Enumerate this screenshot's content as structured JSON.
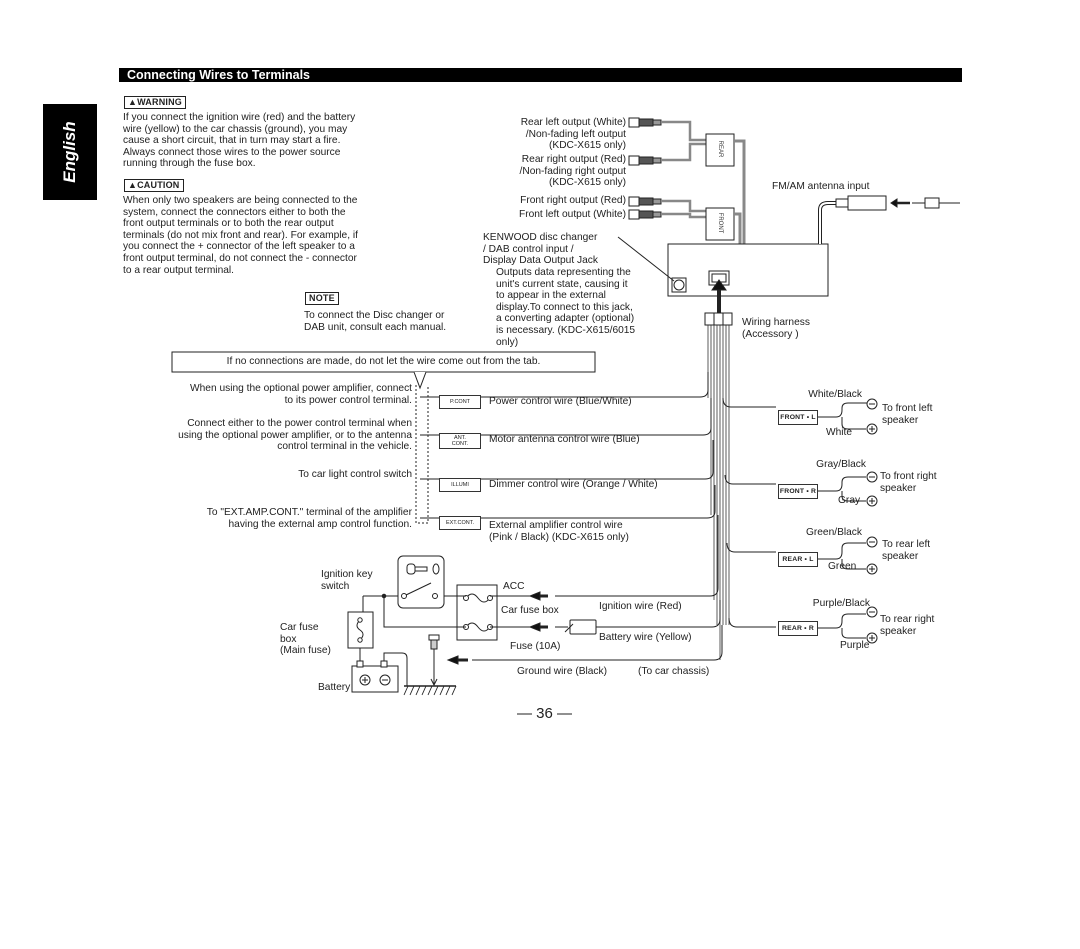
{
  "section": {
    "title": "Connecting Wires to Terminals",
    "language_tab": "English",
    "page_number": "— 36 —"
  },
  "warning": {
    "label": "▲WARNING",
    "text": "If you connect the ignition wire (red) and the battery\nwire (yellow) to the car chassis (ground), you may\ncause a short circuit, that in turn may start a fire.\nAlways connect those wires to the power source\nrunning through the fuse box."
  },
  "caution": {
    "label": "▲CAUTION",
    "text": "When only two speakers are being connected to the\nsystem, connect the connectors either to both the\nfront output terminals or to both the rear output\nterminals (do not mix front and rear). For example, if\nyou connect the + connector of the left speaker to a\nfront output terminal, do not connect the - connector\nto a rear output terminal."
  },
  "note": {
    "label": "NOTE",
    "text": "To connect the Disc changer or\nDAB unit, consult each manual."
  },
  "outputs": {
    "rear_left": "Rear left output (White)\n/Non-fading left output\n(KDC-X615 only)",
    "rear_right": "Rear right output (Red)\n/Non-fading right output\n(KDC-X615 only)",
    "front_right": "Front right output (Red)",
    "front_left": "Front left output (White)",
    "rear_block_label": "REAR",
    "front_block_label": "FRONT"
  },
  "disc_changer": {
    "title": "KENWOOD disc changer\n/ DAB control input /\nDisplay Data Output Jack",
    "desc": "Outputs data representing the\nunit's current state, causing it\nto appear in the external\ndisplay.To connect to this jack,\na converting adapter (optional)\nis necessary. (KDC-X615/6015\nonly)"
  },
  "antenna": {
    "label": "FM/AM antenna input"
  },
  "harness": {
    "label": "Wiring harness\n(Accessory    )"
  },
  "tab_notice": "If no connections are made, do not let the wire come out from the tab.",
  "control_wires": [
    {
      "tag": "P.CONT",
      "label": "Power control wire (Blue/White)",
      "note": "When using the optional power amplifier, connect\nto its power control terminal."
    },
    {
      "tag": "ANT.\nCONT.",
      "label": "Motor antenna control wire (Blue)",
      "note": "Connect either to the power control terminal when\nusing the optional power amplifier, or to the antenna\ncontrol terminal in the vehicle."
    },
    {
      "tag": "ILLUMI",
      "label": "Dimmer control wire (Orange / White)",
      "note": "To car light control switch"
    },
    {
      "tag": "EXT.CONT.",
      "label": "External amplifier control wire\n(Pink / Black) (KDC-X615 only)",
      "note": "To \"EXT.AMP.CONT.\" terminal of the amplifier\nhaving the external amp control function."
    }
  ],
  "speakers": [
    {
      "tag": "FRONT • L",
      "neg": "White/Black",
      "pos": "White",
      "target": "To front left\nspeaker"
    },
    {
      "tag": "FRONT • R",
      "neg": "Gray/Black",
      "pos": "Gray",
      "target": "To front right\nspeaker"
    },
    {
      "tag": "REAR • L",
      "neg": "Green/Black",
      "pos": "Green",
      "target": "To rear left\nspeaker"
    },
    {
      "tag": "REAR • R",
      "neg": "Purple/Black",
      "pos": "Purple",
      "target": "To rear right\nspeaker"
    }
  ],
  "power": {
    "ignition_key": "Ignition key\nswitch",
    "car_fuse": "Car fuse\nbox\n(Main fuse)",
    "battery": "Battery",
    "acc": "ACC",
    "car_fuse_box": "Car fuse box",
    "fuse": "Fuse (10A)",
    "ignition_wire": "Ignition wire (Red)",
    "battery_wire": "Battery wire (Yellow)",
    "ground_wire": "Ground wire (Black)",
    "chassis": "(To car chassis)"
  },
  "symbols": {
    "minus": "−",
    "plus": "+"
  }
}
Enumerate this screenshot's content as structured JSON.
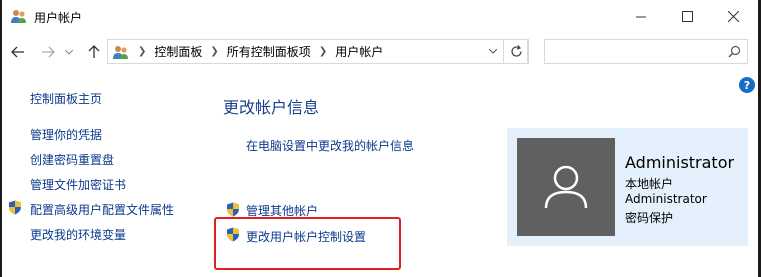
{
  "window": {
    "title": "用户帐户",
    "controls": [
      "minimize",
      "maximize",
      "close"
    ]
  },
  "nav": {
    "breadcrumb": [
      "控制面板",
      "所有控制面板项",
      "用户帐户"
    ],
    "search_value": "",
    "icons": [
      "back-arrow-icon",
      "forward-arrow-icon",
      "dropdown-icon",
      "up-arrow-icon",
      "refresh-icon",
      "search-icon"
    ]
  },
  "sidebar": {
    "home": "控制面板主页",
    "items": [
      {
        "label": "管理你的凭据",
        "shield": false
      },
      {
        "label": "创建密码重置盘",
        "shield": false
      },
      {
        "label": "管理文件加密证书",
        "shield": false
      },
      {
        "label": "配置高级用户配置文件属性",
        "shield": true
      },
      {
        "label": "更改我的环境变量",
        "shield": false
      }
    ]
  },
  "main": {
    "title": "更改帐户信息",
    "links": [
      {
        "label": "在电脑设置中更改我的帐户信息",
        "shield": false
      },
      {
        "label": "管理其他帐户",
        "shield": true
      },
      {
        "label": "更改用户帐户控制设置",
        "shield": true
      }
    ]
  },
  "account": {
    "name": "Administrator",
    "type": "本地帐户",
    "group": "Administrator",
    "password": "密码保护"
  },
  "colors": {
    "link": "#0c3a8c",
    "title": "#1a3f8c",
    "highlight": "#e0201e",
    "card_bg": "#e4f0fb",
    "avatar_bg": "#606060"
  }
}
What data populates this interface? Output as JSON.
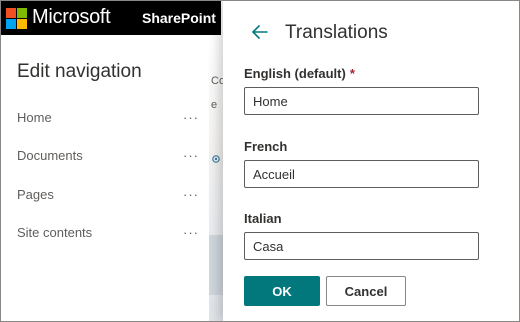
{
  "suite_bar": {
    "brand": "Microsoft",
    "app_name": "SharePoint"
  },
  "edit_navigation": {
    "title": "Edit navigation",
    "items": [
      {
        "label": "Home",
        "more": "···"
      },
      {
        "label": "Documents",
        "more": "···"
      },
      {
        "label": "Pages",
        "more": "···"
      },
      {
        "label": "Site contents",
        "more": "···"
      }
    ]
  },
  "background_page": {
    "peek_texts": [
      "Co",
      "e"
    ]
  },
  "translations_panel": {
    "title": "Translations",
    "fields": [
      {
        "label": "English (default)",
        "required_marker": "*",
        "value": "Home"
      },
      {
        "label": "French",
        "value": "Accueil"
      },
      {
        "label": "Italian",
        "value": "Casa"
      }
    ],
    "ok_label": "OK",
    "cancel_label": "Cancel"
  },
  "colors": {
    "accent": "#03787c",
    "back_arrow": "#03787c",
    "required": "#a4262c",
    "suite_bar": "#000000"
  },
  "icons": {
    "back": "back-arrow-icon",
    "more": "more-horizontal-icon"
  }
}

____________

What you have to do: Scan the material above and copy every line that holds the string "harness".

Your solution:
  "harness": {
    "label": "Wiring harness\n(Accessory    )"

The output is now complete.